# PROMPT:
Write all entries out exactly, images excluded.

##### EXERCISE DATA

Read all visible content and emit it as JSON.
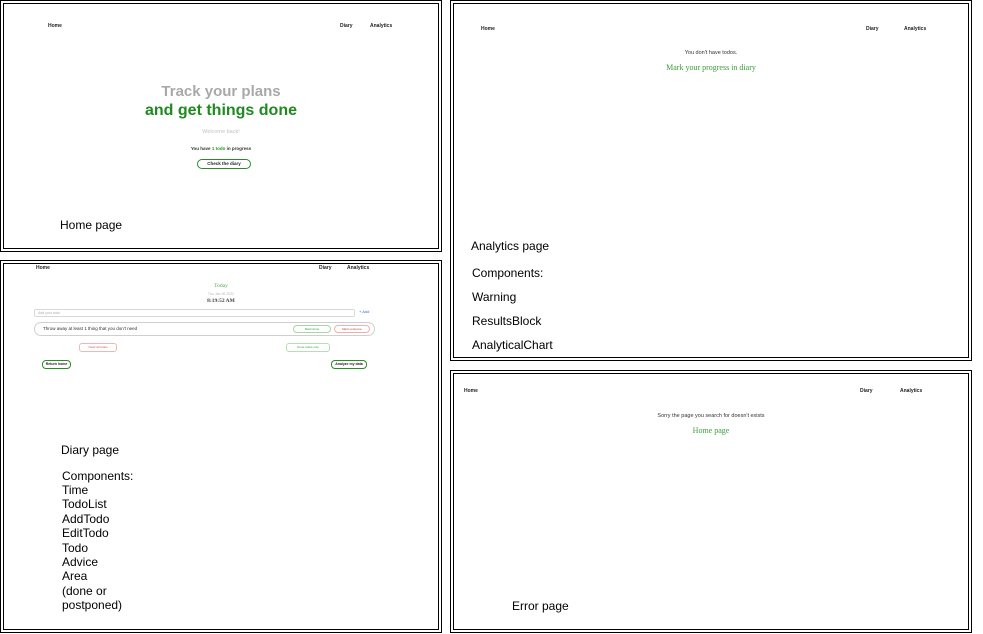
{
  "nav": {
    "home": "Home",
    "diary": "Diary",
    "analytics": "Analytics"
  },
  "home": {
    "hero_line1": "Track your plans",
    "hero_line2": "and get things done",
    "welcome": "Welcome back!",
    "progress_prefix": "You have ",
    "progress_count": "1 todo",
    "progress_suffix": " in progress",
    "button": "Check the diary",
    "caption": "Home page"
  },
  "analytics": {
    "warning": "You don't have todos.",
    "link": "Mark your progress in diary",
    "caption": "Analytics page",
    "components_title": "Components:",
    "components": [
      "Warning",
      "ResultsBlock",
      "AnalyticalChart"
    ]
  },
  "diary": {
    "today": "Today",
    "date": "Thu Jan 06 2022",
    "time": "8:19:52 AM",
    "input_placeholder": "Add your todo",
    "add_button": "+ Add",
    "todo_text": "Throw away at least 1 thing that you don't need",
    "done_button": "Mark done",
    "postpone_button": "Mark postpone",
    "postponed_area": "Clear all todos",
    "done_area": "Done todos only",
    "return_button": "Return home",
    "analyze_button": "Analyze my data",
    "caption": "Diary page",
    "components_title": "Components:",
    "components": [
      "Time",
      "TodoList",
      "AddTodo",
      "EditTodo",
      "Todo",
      "Advice",
      "Area",
      "(done or",
      "postponed)"
    ]
  },
  "error": {
    "message": "Sorry the page you search for doesn't exists",
    "link": "Home page",
    "caption": "Error page"
  }
}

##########

# RESPONSE:
Read all visible content and emit it as JSON.
{
  "nav": {
    "home": "Home",
    "diary": "Diary",
    "analytics": "Analytics"
  },
  "home": {
    "hero_line1": "Track your plans",
    "hero_line2": "and get things done",
    "welcome": "Welcome back!",
    "progress_prefix": "You have ",
    "progress_count": "1 todo",
    "progress_suffix": " in progress",
    "button": "Check the diary",
    "caption": "Home page"
  },
  "analytics": {
    "warning": "You don't have todos.",
    "link": "Mark your progress in diary",
    "caption": "Analytics page",
    "components_title": "Components:",
    "components": [
      "Warning",
      "ResultsBlock",
      "AnalyticalChart"
    ]
  },
  "diary": {
    "today": "Today",
    "date": "Thu Jan 06 2022",
    "time": "8:19:52 AM",
    "input_placeholder": "Add your todo",
    "add_button": "+ Add",
    "todo_text": "Throw away at least 1 thing that you don't need",
    "done_button": "Mark done",
    "postpone_button": "Mark postpone",
    "postponed_area": "Clear all todos",
    "done_area": "Done todos only",
    "return_button": "Return home",
    "analyze_button": "Analyze my data",
    "caption": "Diary page",
    "components_title": "Components:",
    "components": [
      "Time",
      "TodoList",
      "AddTodo",
      "EditTodo",
      "Todo",
      "Advice",
      "Area",
      "(done or",
      "postponed)"
    ]
  },
  "error": {
    "message": "Sorry the page you search for doesn't exists",
    "link": "Home page",
    "caption": "Error page"
  }
}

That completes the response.